But just about anyone can sew on buttons. New buttons can totally change the look of a piece of clothing. And while I've seen price tags as high as $25 for a single button, most fall into the moderate to really cheap categories. You may already have some buttons. I have an old cookie tin filled with buttons that were my mother's. She did a lot of sewing in the '50s and '60s, and many of the buttons date to those decades. A few are much older.
If you haven't inherited a button box, start your own. Save all the extra buttons that come with new clothes - you may need them for replacing lost buttons, of course, but you'll wind up with lots of extras. Remove the buttons from clothing you turn into rags. Look for buttons at yard sales, flea markets and estate sales. If you find a second-hand garment that doesn't work for you but has great buttons, don't feel guilty about buying it just for the buttons. You can always replace the ones you like with ordinary ones from your button box; then give the garment away. Fabric stores, craft shops and knitting shops are the best sources for new buttons. And you could try making your own if you are clever. A friend of mine made wooden buttons from thin slices of hardwood twigs. Someone else I know made clay buttons she decorated and fired in a kiln.
Here are a few ideas for using buttons to change the look of some of your clothes:
- If your black winter coat is getting a tad tired, change out the existing black buttons to gold or silver metallic buttons. Or if had metallic buttons, substitute black buttons. For a dressier look, find jeweled buttons.
- Recover cloth buttons with a contrasting material. Or make new cloth buttons to replace boring, plain buttons. A button covering tool can be found at fabric and craft stores. Here is a short tutorial.
- Consider changing the size of buttons on a good jacket or coat to give it a newer look. If you go up quite a bit in size, you'll need to have the button holes made larger. A tailor or dressmaker can do this at a cost that will be a lot less than the price of a new coat.
- Use mismatched buttons of the same size to make a dull shirt more interesting.
- Add rhinestone or pearl buttons to a vintage cardigan sweater to really jazz it up.

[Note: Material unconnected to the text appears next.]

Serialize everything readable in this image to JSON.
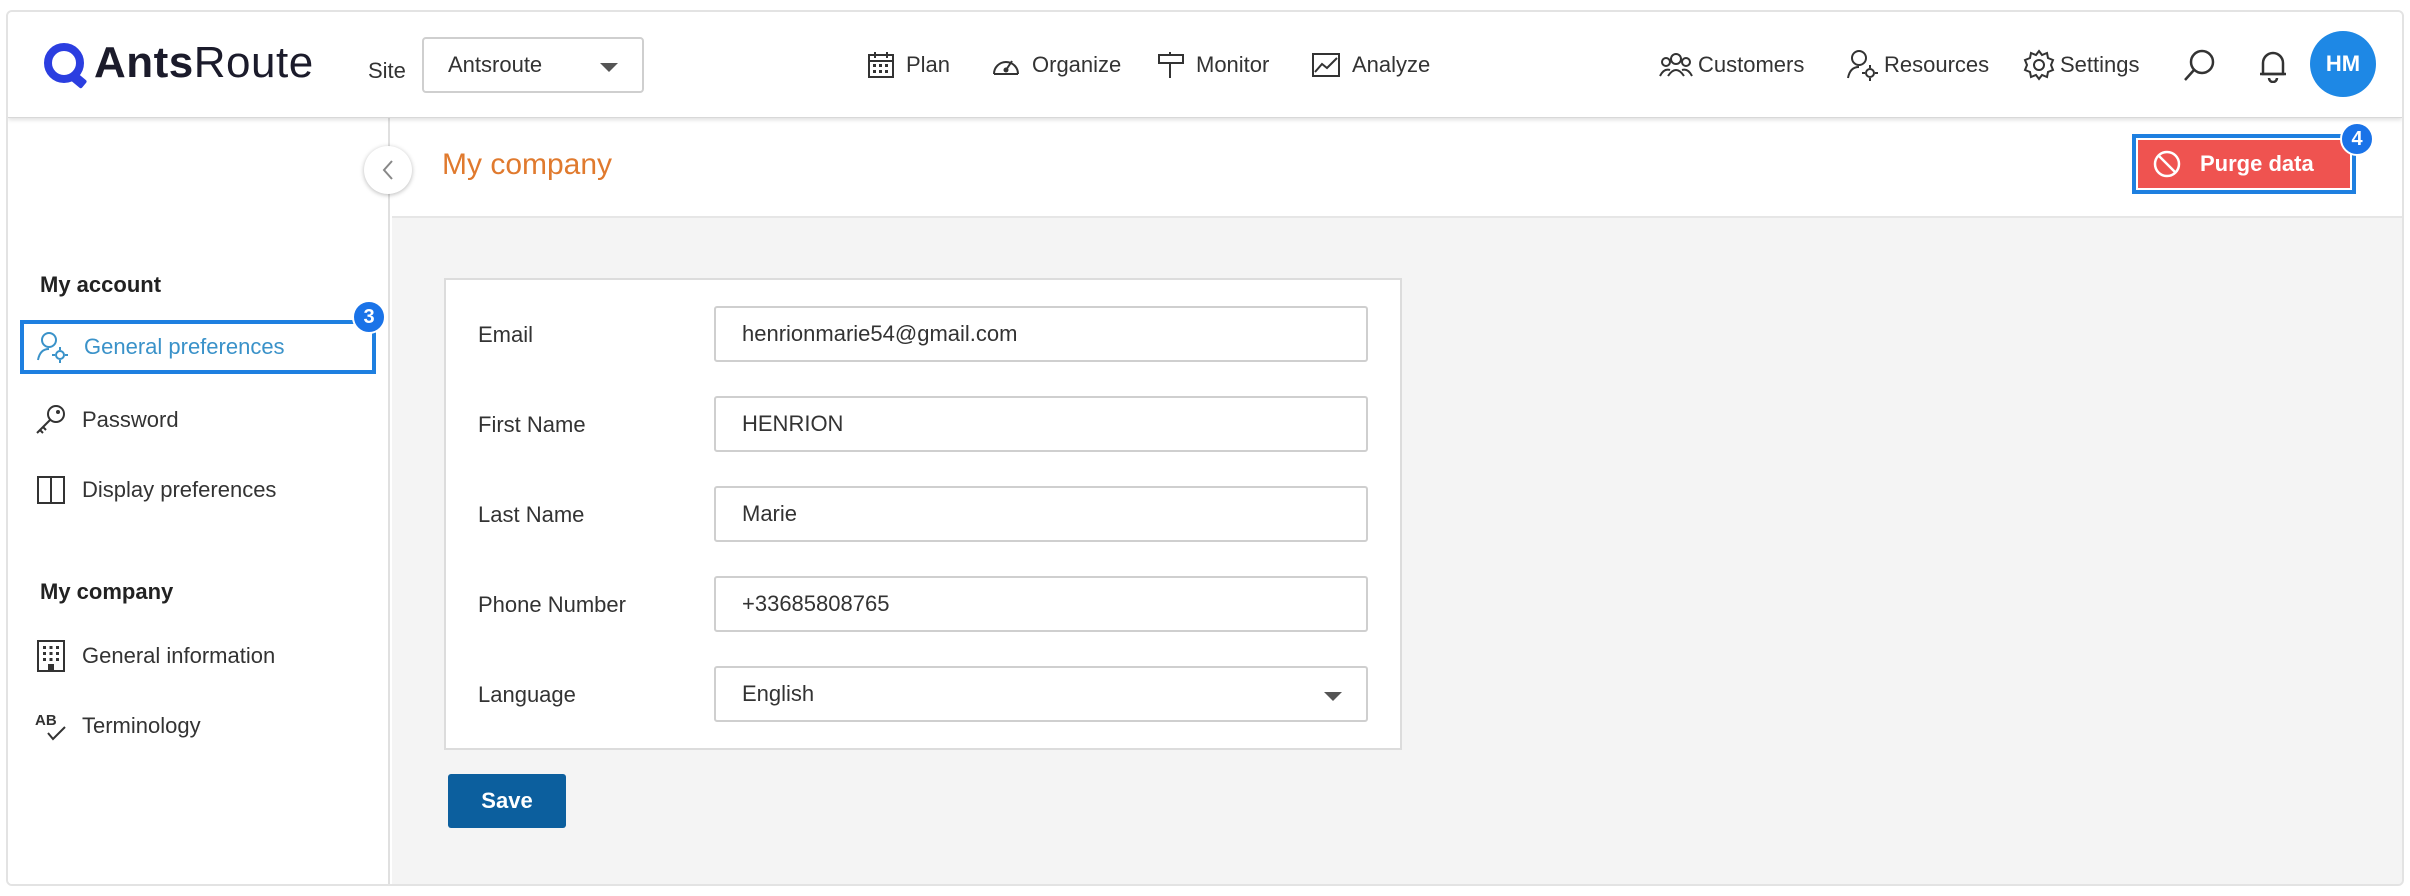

- Sew a collection of interesting buttons of the same color, but different shapes and sizes, around the neckline of a simple T-shirt or sweater.
- Substitute a really dramatic button for the top button of a shirt, jacket or coat.